I don’t spend a lot of time thinking about eternal life. I don’t worry much about it. Do you?
I’m mostly focused on the present. The here and now. The need right before my eyes.
The dog barking to go out. The e-mails that need to be answered. The laundry that I really should move from the washer to the dryer. The shirts that need to be ironed. The groceries that need to be put away. Now.
When I move away from the present—it’s usually a move to the past—a hurt that deeply stung, a taste I still savor, a moment I like to return to just because it felt so good. When I time travel, I travel backwards.
Eternal life is not a motivator for me.
And yet this week I’ve found myself focusing on eternal life.
Jesus asks his disciples, “Do you also wish to go away?”
Peter answers for the twelve, “To whom would we go? You have the words of eternal life.”
I hear those words, “eternal life”, and I hear echoes of the hymn “I Am the Bread of Life”—a congregation singing together “And I will raise them up, and I will raise them up, and I will raise them up on the last day.”
There’s a finality to that phrase “eternal life.” A finality I’m not prepared to face.
But this week I heard that phrase “eternal life” in an entirely different way. It happened as I watched and later read about President Jimmy Carter’s amazing press conference. President Carter called the press conference in order to talk about his recent diagnosis of metastasized melanoma. He talked about the tumors he had removed from his liver, his confidence that the cancer had been caught and cut, the news that it had spread to his brain and his belief (at the moment) that he had but a few weeks left to live, the treatment on the horizon, and his hopes in the moment.
What struck me about that conference was what Carter said next. “I am completely at ease.” That’s eternal life—completely at ease in the moment at hand, confident that God who created you, who loves you, who makes you lie down in green pastures and leads you by still waters is with you every step of the way.
That phrase—eternal life—occurs seventeen times in the Gospel of John. The first time forms the core of the message in that hymn that will not leave my head alone—“Whoever believes in me—he shall live forever.” You know that verse from the Gospel of John. Sometimes you just see the number: John 3:16 on park benches and toilet stall doors and in evangelical tracts. “For God so loved the world that he gave his only Son, that whoever believes in him should not perish but have eternal life.”
Listen to how Jesus uses those words:
“… but whoever drinks of the water that I shall give him will never thirst; the
water that I shall give him will become in him a spring of water welling up to
eternal life.” (John 4: 14)
“Truly, truly I say to you, he who hears my word and believes him who sent me,
has eternal life; he does not come into judgment, but has passed from death to
life.” (John 5:24)

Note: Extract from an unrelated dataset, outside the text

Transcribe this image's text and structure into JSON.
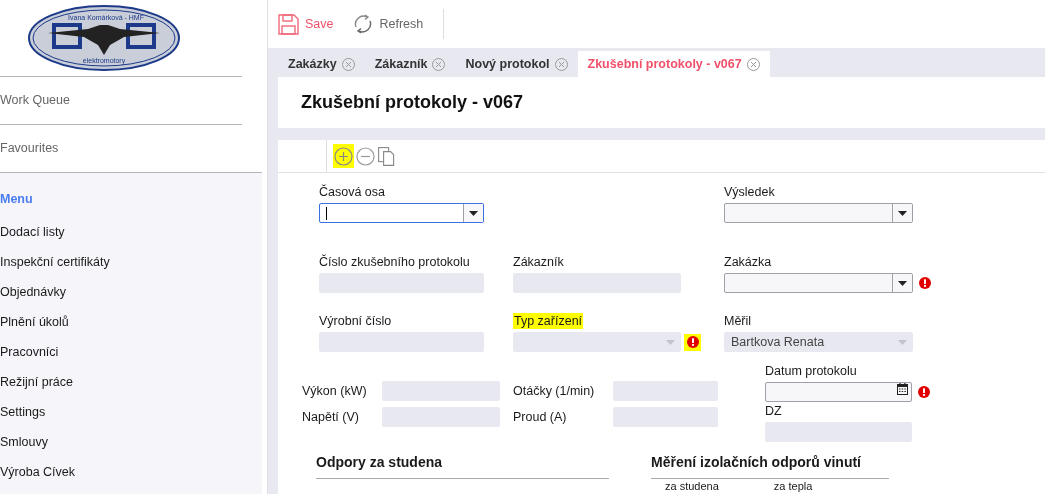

“Truly, truly, I say to you, ‘He who believes has eternal life.’”(John 6:49)
“And this is eternal life, that they know the only true God, and Jesus Christ
whom thou has sent.” (John 17: 3)
Listen again to some of those words. Listen with the ears of Peter and the others who stayed with Jesus.
“The one who trusts in me shall live forever….”
“The one who hears my word and trusts him who sent me, has eternal life; that one does not come into judgment but has passed from death to life.”
Eternal life. Here. Now. In this moment.
Eternal life. At this table. In the bread. In the wine. In the word spoken. In the people gathered.
Life with God. That’s eternal life.
Trusting in the Word become flesh.
Abiding with the One who comes and dwells among us.
Taking in the Bread of Life.
Drinking deep of the Cup of Salvation.
Becoming one with the Holy One of God.